──────── RECORDS FOR PROCESSING

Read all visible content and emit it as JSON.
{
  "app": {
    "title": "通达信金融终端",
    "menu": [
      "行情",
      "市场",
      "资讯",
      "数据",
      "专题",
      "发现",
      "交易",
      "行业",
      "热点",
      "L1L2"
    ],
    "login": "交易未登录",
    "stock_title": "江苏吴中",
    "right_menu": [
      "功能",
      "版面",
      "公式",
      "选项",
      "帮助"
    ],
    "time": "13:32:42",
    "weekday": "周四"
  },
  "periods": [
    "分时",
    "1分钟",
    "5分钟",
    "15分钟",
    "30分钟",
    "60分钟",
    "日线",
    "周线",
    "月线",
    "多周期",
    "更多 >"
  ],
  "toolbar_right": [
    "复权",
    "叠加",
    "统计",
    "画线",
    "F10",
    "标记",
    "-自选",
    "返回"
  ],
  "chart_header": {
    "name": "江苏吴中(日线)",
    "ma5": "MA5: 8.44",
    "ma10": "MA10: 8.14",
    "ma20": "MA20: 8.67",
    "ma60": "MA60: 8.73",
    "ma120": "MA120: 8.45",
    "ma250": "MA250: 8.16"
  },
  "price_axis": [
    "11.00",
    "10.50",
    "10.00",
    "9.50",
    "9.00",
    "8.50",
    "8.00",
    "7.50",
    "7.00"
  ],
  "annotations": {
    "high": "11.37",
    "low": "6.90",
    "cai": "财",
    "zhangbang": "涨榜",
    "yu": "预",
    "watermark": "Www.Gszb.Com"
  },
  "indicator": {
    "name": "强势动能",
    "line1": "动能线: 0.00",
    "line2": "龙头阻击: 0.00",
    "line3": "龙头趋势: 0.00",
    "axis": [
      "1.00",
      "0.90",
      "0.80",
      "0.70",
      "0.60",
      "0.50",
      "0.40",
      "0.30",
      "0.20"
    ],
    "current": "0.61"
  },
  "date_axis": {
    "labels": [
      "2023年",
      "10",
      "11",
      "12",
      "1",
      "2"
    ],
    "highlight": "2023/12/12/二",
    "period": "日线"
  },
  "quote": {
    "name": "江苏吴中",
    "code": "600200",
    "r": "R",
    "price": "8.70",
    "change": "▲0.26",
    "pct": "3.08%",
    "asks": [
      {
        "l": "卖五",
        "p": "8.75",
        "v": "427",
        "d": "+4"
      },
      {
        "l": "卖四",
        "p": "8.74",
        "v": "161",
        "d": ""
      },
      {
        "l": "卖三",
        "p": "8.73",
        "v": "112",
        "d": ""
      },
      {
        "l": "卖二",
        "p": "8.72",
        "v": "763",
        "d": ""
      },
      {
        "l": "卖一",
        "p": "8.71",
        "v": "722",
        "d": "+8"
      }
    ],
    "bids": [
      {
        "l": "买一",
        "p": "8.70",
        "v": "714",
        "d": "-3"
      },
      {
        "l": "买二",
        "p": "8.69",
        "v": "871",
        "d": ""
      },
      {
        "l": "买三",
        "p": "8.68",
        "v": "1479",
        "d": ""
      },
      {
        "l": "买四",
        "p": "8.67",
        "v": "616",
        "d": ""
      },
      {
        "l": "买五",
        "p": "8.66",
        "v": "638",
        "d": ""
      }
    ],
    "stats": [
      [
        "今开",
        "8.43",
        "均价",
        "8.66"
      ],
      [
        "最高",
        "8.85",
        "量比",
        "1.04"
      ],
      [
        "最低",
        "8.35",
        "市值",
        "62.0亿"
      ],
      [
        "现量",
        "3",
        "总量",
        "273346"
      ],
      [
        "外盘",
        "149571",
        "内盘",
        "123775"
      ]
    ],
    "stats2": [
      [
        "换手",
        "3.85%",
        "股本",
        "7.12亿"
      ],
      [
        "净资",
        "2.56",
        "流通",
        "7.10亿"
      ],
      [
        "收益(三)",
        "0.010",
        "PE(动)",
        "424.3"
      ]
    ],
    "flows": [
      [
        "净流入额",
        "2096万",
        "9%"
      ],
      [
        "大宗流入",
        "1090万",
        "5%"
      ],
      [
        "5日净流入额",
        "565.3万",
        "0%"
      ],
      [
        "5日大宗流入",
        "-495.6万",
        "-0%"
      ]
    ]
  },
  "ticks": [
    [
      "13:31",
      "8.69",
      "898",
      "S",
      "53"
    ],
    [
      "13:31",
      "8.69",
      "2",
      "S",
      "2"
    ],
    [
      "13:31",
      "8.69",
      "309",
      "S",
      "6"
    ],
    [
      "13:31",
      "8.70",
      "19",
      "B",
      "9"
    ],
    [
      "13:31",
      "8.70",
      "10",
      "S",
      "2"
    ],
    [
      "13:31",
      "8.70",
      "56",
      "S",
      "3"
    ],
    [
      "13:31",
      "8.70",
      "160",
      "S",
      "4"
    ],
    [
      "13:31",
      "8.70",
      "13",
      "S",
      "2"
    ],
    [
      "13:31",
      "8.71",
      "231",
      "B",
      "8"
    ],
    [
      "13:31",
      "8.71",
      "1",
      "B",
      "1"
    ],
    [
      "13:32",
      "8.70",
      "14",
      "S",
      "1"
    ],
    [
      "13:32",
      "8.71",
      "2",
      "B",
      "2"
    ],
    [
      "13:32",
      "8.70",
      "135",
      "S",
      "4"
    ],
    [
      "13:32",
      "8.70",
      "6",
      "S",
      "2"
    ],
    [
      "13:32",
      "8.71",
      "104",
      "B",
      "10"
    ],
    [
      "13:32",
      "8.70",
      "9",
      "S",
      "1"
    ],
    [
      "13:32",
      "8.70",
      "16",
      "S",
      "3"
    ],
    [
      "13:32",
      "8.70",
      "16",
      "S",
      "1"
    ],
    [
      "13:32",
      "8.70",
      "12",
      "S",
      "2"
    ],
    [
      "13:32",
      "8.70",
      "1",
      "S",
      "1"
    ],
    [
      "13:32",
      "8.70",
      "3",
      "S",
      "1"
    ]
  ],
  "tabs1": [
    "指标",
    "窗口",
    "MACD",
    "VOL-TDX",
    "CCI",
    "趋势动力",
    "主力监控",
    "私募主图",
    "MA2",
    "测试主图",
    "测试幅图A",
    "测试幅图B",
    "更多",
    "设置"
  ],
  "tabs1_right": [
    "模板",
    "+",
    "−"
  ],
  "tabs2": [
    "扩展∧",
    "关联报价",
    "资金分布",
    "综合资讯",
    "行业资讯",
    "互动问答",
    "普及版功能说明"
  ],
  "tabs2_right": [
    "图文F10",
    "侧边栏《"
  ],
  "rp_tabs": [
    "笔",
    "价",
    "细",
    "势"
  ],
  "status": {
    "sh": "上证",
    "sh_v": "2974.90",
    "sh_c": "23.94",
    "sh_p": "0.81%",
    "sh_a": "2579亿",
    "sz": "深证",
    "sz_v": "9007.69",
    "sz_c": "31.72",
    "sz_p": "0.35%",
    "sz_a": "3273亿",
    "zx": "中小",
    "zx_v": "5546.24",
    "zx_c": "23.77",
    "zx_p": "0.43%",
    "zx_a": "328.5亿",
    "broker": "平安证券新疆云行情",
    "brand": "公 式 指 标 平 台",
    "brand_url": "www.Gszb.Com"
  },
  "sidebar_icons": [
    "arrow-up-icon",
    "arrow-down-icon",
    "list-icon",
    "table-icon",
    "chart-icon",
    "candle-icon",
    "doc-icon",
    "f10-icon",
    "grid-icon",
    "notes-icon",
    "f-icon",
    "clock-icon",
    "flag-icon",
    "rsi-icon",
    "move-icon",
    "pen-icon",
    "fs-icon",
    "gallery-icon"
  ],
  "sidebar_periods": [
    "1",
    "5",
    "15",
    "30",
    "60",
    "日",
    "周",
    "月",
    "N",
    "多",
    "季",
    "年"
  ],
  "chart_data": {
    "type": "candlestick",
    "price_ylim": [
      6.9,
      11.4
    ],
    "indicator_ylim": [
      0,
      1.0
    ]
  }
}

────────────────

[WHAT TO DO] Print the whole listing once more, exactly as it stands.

[RESPONSE TO THIS TASK]
Read all visible content and emit it as JSON.
{
  "app": {
    "title": "通达信金融终端",
    "menu": [
      "行情",
      "市场",
      "资讯",
      "数据",
      "专题",
      "发现",
      "交易",
      "行业",
      "热点",
      "L1L2"
    ],
    "login": "交易未登录",
    "stock_title": "江苏吴中",
    "right_menu": [
      "功能",
      "版面",
      "公式",
      "选项",
      "帮助"
    ],
    "time": "13:32:42",
    "weekday": "周四"
  },
  "periods": [
    "分时",
    "1分钟",
    "5分钟",
    "15分钟",
    "30分钟",
    "60分钟",
    "日线",
    "周线",
    "月线",
    "多周期",
    "更多 >"
  ],
  "toolbar_right": [
    "复权",
    "叠加",
    "统计",
    "画线",
    "F10",
    "标记",
    "-自选",
    "返回"
  ],
  "chart_header": {
    "name": "江苏吴中(日线)",
    "ma5": "MA5: 8.44",
    "ma10": "MA10: 8.14",
    "ma20": "MA20: 8.67",
    "ma60": "MA60: 8.73",
    "ma120": "MA120: 8.45",
    "ma250": "MA250: 8.16"
  },
  "price_axis": [
    "11.00",
    "10.50",
    "10.00",
    "9.50",
    "9.00",
    "8.50",
    "8.00",
    "7.50",
    "7.00"
  ],
  "annotations": {
    "high": "11.37",
    "low": "6.90",
    "cai": "财",
    "zhangbang": "涨榜",
    "yu": "预",
    "watermark": "Www.Gszb.Com"
  },
  "indicator": {
    "name": "强势动能",
    "line1": "动能线: 0.00",
    "line2": "龙头阻击: 0.00",
    "line3": "龙头趋势: 0.00",
    "axis": [
      "1.00",
      "0.90",
      "0.80",
      "0.70",
      "0.60",
      "0.50",
      "0.40",
      "0.30",
      "0.20"
    ],
    "current": "0.61"
  },
  "date_axis": {
    "labels": [
      "2023年",
      "10",
      "11",
      "12",
      "1",
      "2"
    ],
    "highlight": "2023/12/12/二",
    "period": "日线"
  },
  "quote": {
    "name": "江苏吴中",
    "code": "600200",
    "r": "R",
    "price": "8.70",
    "change": "▲0.26",
    "pct": "3.08%",
    "asks": [
      {
        "l": "卖五",
        "p": "8.75",
        "v": "427",
        "d": "+4"
      },
      {
        "l": "卖四",
        "p": "8.74",
        "v": "161",
        "d": ""
      },
      {
        "l": "卖三",
        "p": "8.73",
        "v": "112",
        "d": ""
      },
      {
        "l": "卖二",
        "p": "8.72",
        "v": "763",
        "d": ""
      },
      {
        "l": "卖一",
        "p": "8.71",
        "v": "722",
        "d": "+8"
      }
    ],
    "bids": [
      {
        "l": "买一",
        "p": "8.70",
        "v": "714",
        "d": "-3"
      },
      {
        "l": "买二",
        "p": "8.69",
        "v": "871",
        "d": ""
      },
      {
        "l": "买三",
        "p": "8.68",
        "v": "1479",
        "d": ""
      },
      {
        "l": "买四",
        "p": "8.67",
        "v": "616",
        "d": ""
      },
      {
        "l": "买五",
        "p": "8.66",
        "v": "638",
        "d": ""
      }
    ],
    "stats": [
      [
        "今开",
        "8.43",
        "均价",
        "8.66"
      ],
      [
        "最高",
        "8.85",
        "量比",
        "1.04"
      ],
      [
        "最低",
        "8.35",
        "市值",
        "62.0亿"
      ],
      [
        "现量",
        "3",
        "总量",
        "273346"
      ],
      [
        "外盘",
        "149571",
        "内盘",
        "123775"
      ]
    ],
    "stats2": [
      [
        "换手",
        "3.85%",
        "股本",
        "7.12亿"
      ],
      [
        "净资",
        "2.56",
        "流通",
        "7.10亿"
      ],
      [
        "收益(三)",
        "0.010",
        "PE(动)",
        "424.3"
      ]
    ],
    "flows": [
      [
        "净流入额",
        "2096万",
        "9%"
      ],
      [
        "大宗流入",
        "1090万",
        "5%"
      ],
      [
        "5日净流入额",
        "565.3万",
        "0%"
      ],
      [
        "5日大宗流入",
        "-495.6万",
        "-0%"
      ]
    ]
  },
  "ticks": [
    [
      "13:31",
      "8.69",
      "898",
      "S",
      "53"
    ],
    [
      "13:31",
      "8.69",
      "2",
      "S",
      "2"
    ],
    [
      "13:31",
      "8.69",
      "309",
      "S",
      "6"
    ],
    [
      "13:31",
      "8.70",
      "19",
      "B",
      "9"
    ],
    [
      "13:31",
      "8.70",
      "10",
      "S",
      "2"
    ],
    [
      "13:31",
      "8.70",
      "56",
      "S",
      "3"
    ],
    [
      "13:31",
      "8.70",
      "160",
      "S",
      "4"
    ],
    [
      "13:31",
      "8.70",
      "13",
      "S",
      "2"
    ],
    [
      "13:31",
      "8.71",
      "231",
      "B",
      "8"
    ],
    [
      "13:31",
      "8.71",
      "1",
      "B",
      "1"
    ],
    [
      "13:32",
      "8.70",
      "14",
      "S",
      "1"
    ],
    [
      "13:32",
      "8.71",
      "2",
      "B",
      "2"
    ],
    [
      "13:32",
      "8.70",
      "135",
      "S",
      "4"
    ],
    [
      "13:32",
      "8.70",
      "6",
      "S",
      "2"
    ],
    [
      "13:32",
      "8.71",
      "104",
      "B",
      "10"
    ],
    [
      "13:32",
      "8.70",
      "9",
      "S",
      "1"
    ],
    [
      "13:32",
      "8.70",
      "16",
      "S",
      "3"
    ],
    [
      "13:32",
      "8.70",
      "16",
      "S",
      "1"
    ],
    [
      "13:32",
      "8.70",
      "12",
      "S",
      "2"
    ],
    [
      "13:32",
      "8.70",
      "1",
      "S",
      "1"
    ],
    [
      "13:32",
      "8.70",
      "3",
      "S",
      "1"
    ]
  ],
  "tabs1": [
    "指标",
    "窗口",
    "MACD",
    "VOL-TDX",
    "CCI",
    "趋势动力",
    "主力监控",
    "私募主图",
    "MA2",
    "测试主图",
    "测试幅图A",
    "测试幅图B",
    "更多",
    "设置"
  ],
  "tabs1_right": [
    "模板",
    "+",
    "−"
  ],
  "tabs2": [
    "扩展∧",
    "关联报价",
    "资金分布",
    "综合资讯",
    "行业资讯",
    "互动问答",
    "普及版功能说明"
  ],
  "tabs2_right": [
    "图文F10",
    "侧边栏《"
  ],
  "rp_tabs": [
    "笔",
    "价",
    "细",
    "势"
  ],
  "status": {
    "sh": "上证",
    "sh_v": "2974.90",
    "sh_c": "23.94",
    "sh_p": "0.81%",
    "sh_a": "2579亿",
    "sz": "深证",
    "sz_v": "9007.69",
    "sz_c": "31.72",
    "sz_p": "0.35%",
    "sz_a": "3273亿",
    "zx": "中小",
    "zx_v": "5546.24",
    "zx_c": "23.77",
    "zx_p": "0.43%",
    "zx_a": "328.5亿",
    "broker": "平安证券新疆云行情",
    "brand": "公 式 指 标 平 台",
    "brand_url": "www.Gszb.Com"
  },
  "sidebar_icons": [
    "arrow-up-icon",
    "arrow-down-icon",
    "list-icon",
    "table-icon",
    "chart-icon",
    "candle-icon",
    "doc-icon",
    "f10-icon",
    "grid-icon",
    "notes-icon",
    "f-icon",
    "clock-icon",
    "flag-icon",
    "rsi-icon",
    "move-icon",
    "pen-icon",
    "fs-icon",
    "gallery-icon"
  ],
  "sidebar_periods": [
    "1",
    "5",
    "15",
    "30",
    "60",
    "日",
    "周",
    "月",
    "N",
    "多",
    "季",
    "年"
  ],
  "chart_data": {
    "type": "candlestick",
    "price_ylim": [
      6.9,
      11.4
    ],
    "indicator_ylim": [
      0,
      1.0
    ]
  }
}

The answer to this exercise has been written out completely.